Cereal with propeller-headed mascot / THU 7-14-11 / St Pete ball field / Art is fruit that grows in man / Histoire de first in popular series
Thursday, July 14, 2011
Constructor: Brendan Emmett Quigley and Ian Livengood
Relative difficulty: Medium-Challenging
THEME: Ps AND Qs (51A: Good behavior ... or a hint to two lines of letters in this puzzle) — diagonal line of black squares cuts across center of grid. On one side is a line of Ps, and on the other, a line of Qs
Word of the Day: QUISP (35D: Cereal with a propeller-headed mascot) —
Quisp is a sugar-sweetened breakfast cereal from the Quaker Oats Company. It was introduced in 1965 and continued as a mass-market grocery item until the late 1970s. Sometime afterward, the company sold the item sporadically, and upon the rise of the Internet began selling it primarily online.
[QUAKE *and* QUISP!]
An elegant puzzle that I could not find the handle on for the Longest time. In retrospect, I don't really understand what went wrong. I think there were two major problems.

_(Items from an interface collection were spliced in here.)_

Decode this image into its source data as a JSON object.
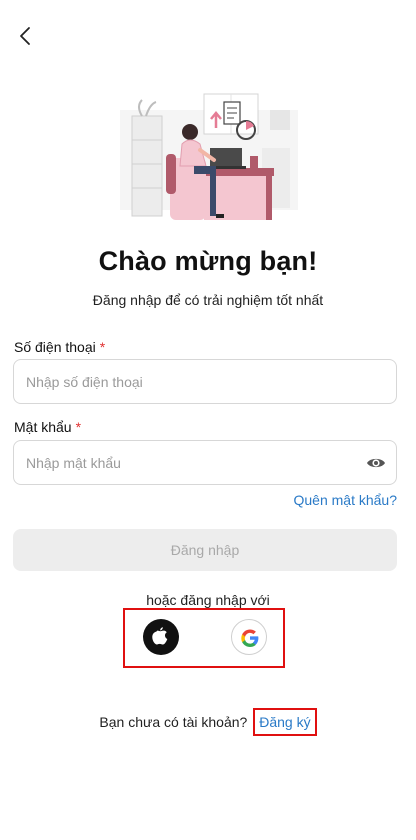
{
  "header": {
    "back_icon": "chevron-left-icon"
  },
  "hero": {
    "illustration": "person-working-at-desk-illustration",
    "title": "Chào mừng bạn!",
    "subtitle": "Đăng nhập để có trải nghiệm tốt nhất"
  },
  "form": {
    "phone": {
      "label": "Số điện thoại",
      "required_mark": "*",
      "placeholder": "Nhập số điện thoại",
      "value": ""
    },
    "password": {
      "label": "Mật khẩu",
      "required_mark": "*",
      "placeholder": "Nhập mật khẩu",
      "value": "",
      "toggle_icon": "eye-icon"
    },
    "forgot_label": "Quên mật khẩu?",
    "login_label": "Đăng nhập"
  },
  "social": {
    "divider_text": "hoặc đăng nhập với",
    "providers": [
      {
        "name": "apple",
        "icon": "apple-icon"
      },
      {
        "name": "google",
        "icon": "google-icon"
      }
    ]
  },
  "signup": {
    "prompt": "Bạn chưa có tài khoản?",
    "link_label": "Đăng ký"
  },
  "colors": {
    "accent_link": "#2a7ac7",
    "required": "#e03131",
    "highlight_box": "#e01010",
    "disabled_button_bg": "#ededed",
    "disabled_button_text": "#a9a9a9"
  }
}
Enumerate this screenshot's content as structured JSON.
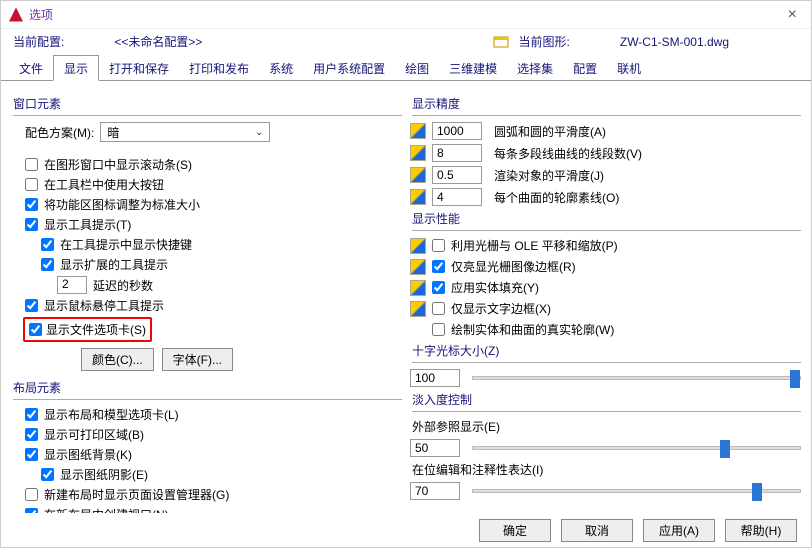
{
  "window": {
    "title": "选项"
  },
  "topbar": {
    "current_config_label": "当前配置:",
    "current_config_value": "<<未命名配置>>",
    "current_drawing_label": "当前图形:",
    "current_drawing_value": "ZW-C1-SM-001.dwg"
  },
  "tabs": [
    "文件",
    "显示",
    "打开和保存",
    "打印和发布",
    "系统",
    "用户系统配置",
    "绘图",
    "三维建模",
    "选择集",
    "配置",
    "联机"
  ],
  "active_tab_index": 1,
  "left": {
    "group1_title": "窗口元素",
    "color_scheme_label": "配色方案(M):",
    "color_scheme_value": "暗",
    "cb_scrollbars": "在图形窗口中显示滚动条(S)",
    "cb_bigbtn": "在工具栏中使用大按钮",
    "cb_ribbonstd": "将功能区图标调整为标准大小",
    "cb_tooltips": "显示工具提示(T)",
    "cb_shortcut": "在工具提示中显示快捷键",
    "cb_exttips": "显示扩展的工具提示",
    "delay_value": "2",
    "delay_label": "延迟的秒数",
    "cb_hover": "显示鼠标悬停工具提示",
    "cb_filetabs": "显示文件选项卡(S)",
    "btn_color": "颜色(C)...",
    "btn_font": "字体(F)...",
    "group2_title": "布局元素",
    "cb_layout": "显示布局和模型选项卡(L)",
    "cb_printable": "显示可打印区域(B)",
    "cb_paper": "显示图纸背景(K)",
    "cb_shadow": "显示图纸阴影(E)",
    "cb_pagesetup": "新建布局时显示页面设置管理器(G)",
    "cb_viewport": "在新布局中创建视口(N)"
  },
  "right": {
    "group1_title": "显示精度",
    "prec1_val": "1000",
    "prec1_label": "圆弧和圆的平滑度(A)",
    "prec2_val": "8",
    "prec2_label": "每条多段线曲线的线段数(V)",
    "prec3_val": "0.5",
    "prec3_label": "渲染对象的平滑度(J)",
    "prec4_val": "4",
    "prec4_label": "每个曲面的轮廓素线(O)",
    "group2_title": "显示性能",
    "perf1": "利用光栅与 OLE 平移和缩放(P)",
    "perf2": "仅亮显光栅图像边框(R)",
    "perf3": "应用实体填充(Y)",
    "perf4": "仅显示文字边框(X)",
    "perf5": "绘制实体和曲面的真实轮廓(W)",
    "group3_title": "十字光标大小(Z)",
    "cross_val": "100",
    "group4_title": "淡入度控制",
    "fade1_label": "外部参照显示(E)",
    "fade1_val": "50",
    "fade2_label": "在位编辑和注释性表达(I)",
    "fade2_val": "70"
  },
  "footer": {
    "ok": "确定",
    "cancel": "取消",
    "apply": "应用(A)",
    "help": "帮助(H)"
  }
}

First, I simply didn't see or come across the theme revealer for the Loooooonnnngest time. It's in a weird place. I kept thinking I'd stumble on it, but that didn't happen. Once it did, I got it instantly (I could see the Q-line developing at that point) and from then on out, the puzzle felt reasonably easy. The other major problem I had was dropping in ADMAN instead of ADREP at 43A: Madison Ave. figure. This may seem an innocuous little mistake, but it really kept me stuck. Since most of the rest of my puzzle was Very sparsely filled in, I suspected there was some major trick, like a rebus, awaiting me somewhere. So when ADMAN got me DMOP- as the opening of 38D: Enlarged letter at the start of a chapter (DROPCAP), rather than figure something was wrong, as a normal person would, I just charged ahead, thinking some gimmick would pop out later and make it all OK. I mean, the AD clearly worked, so I never questioned the MAN. Otherwise, I was simply, unaccountably out of step with the puzzle at first. GUFF for 'TUDE (5D: Cheekiness, slangily). TURN IN for RETIRE (15D: Call it a day). ERAT for QUOD (26D: Q.E.D. part). REPLY for QUERY (30A: "Who?," e.g.). ONT for QUE (39D: Canadian prov.). TOKEN for SCRIP (20D: Money substitute). BBS for QTS (22A: Oil amts.). Just one of those days.
BIP (7D: Marcel Marceau character) and QUISP were just outside my ken. I live reasonably close to Utica, but a million different Native American-sounding names felt like possibilities for the county name. ITASCA? ITHACA? (No; 16A: County of Utica, N.Y. = ONEIDA). None of the fill or clues were terribly grabby or memorable (except maybe SADISTS—58A: Crossword editors, say). But I liked the elegant simplicity of the gimmick. Fill was mostly solid. Pretty nice work. And a bonus (second) theme answer in MANNERS to boot. Well done.
- 1A: Crew and others (SPORTS) — Me: "Uh ... JS? NECKS?"
- 49A: He said "Art is a fruit that grows in man, like a fruit on a plant" (ARP) — artist in 3 letters? ARP is a good bet.
- 60A: One not with the Church of England (PAPIST) — again, this term is a pejorative and should be clued as such.
- 9D: Town on the south shore of Long Island (ISLIP) — I know almost nothing about Long Island, but I knew this.
- 36D: "Histoire de ___," first in a series of popular children's books (BABAR) — "Histoire" and BABAR rhyme, which is how I finally came to terms with this one.
- 52D: Ones often calling the shots? (SOTS) — great clue. My first answer: DOCS. It made sense to me at the time.